One of the Hatch & Boost beneficiaries is a smart farming company, World of Farming, which grows animal fodder “vertically” and without soil. “It’s non-imported, healthier, more sustainable and lower cost fodder,” Khoreibi said. For Khoreibi, investment is about positive environmental impact instead of focusing on specific industries.
“We are independent of the sector,” he said, “as long as we disrupt the sector with sustainability. We also look at waste management, particularly around compost. “It’s just about delivering a better product at a lower cost and real value in terms of durability.”
Need for clean infrastructure
Khoreibi points out that for Saudi Arabia to reach net zero by 2060 and the United Arab Emirates by 2050, there will be significant investment in clean infrastructure.
“We think there’s an opportunity at the start of this cycle,” he said, “by investing in early technologies and early business models and being at the root of these net zero initiatives.
“Enviromena was originally created by venture capital and within a decade was bought out by retirement capital, which shows how quickly the cycle is changing.
“And for many different sectors focused on sustainability, we could see a similar path. Today, the goals are clearer, governments are aligned and the number of entrepreneurs with fantastic ideas in the region is spectacular. »
According to Khoreibi, what is driving this revival of innovation and creative entrepreneurship in Saudi Arabia and the Middle East and North Africa region?
“Two things are driving this rapid change,” he noted. “First of all, we got positive results. Historically, it took courage to say, “I’m going to try to start a business, raise capital, and then exit successfully.” But now we’ve seen some really good funding rounds and exits in the region, for example, Uber’s acquisition of Careem – proving that if you’ve got a good idea and the inclination to get into it, there can be have a positive result. “Secondly, capital markets reflect this. When we launched Enviromena in 2007, it was nearly impossible to raise venture capital outside the region. It just didn’t exist. Now that the ecosystem is there; it is well funded and ready for deployment.

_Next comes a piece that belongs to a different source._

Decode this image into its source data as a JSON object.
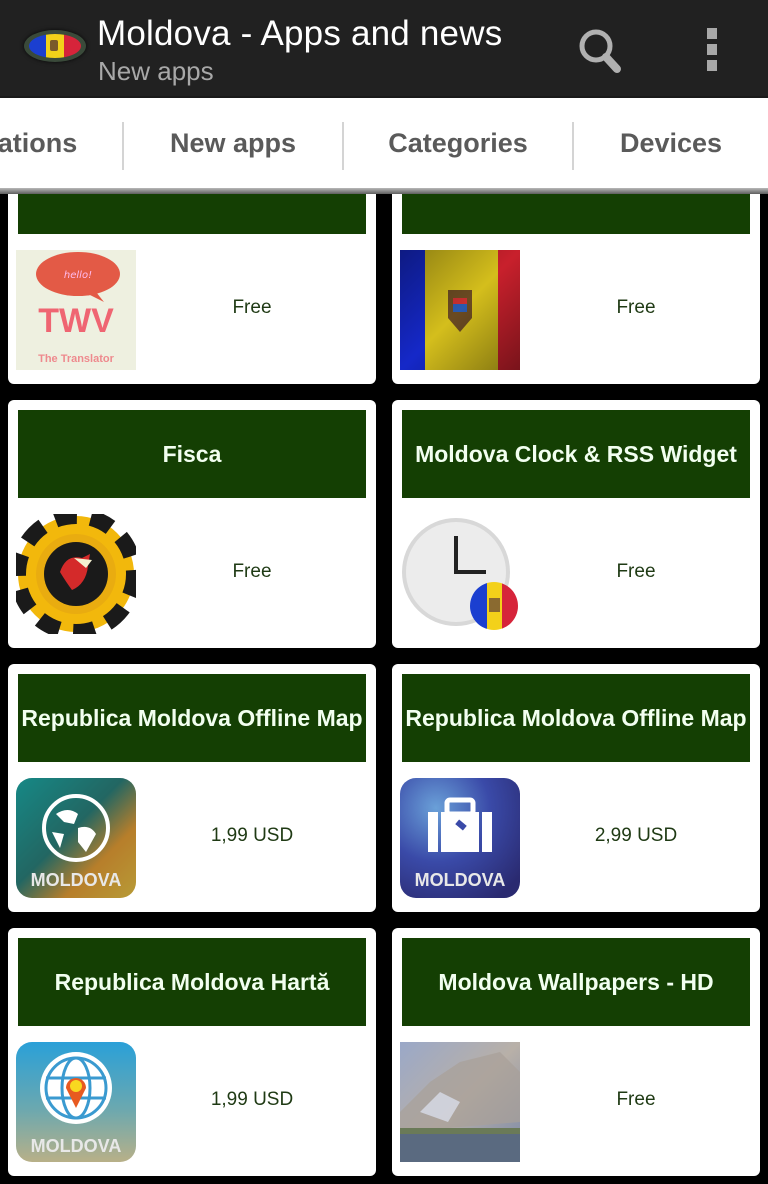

“And if you marry that with a younger generation of people who have seen the positive results and believe, ‘If we try, we can do it’ – that creates an exciting and still very nascent ecosystem.”
Building better ecosystems
Khoreibi says what makes Incubayt unique and different is that he and his colleagues “love getting their hands dirty with entrepreneurs.”
“We come in early and the entrepreneurs live in our offices.” “But not because we say, ‘you have to get things done.’ It’s more like, ‘how can we help?’
“Plus, I was a founder and I understand the pain points that other founders face on the way from idea to liquidity event.”
What is Khoreibi’s message to young people in Saudi Arabia and the Middle East and North Africa region who are thinking about entrepreneurship rather than a salaried career?
“I would first say congratulations to them because there has never been a better time. If you have a good idea, go for it and don’t be afraid to fail because failure is part of the entrepreneurial reality.
“There has never been such a strong ecosystem in the region. All the trends are pushing in the right direction and the support structures are in place.
“And if you think of something that will make the world a better place, we’re all ears – don’t hesitate to contact us!”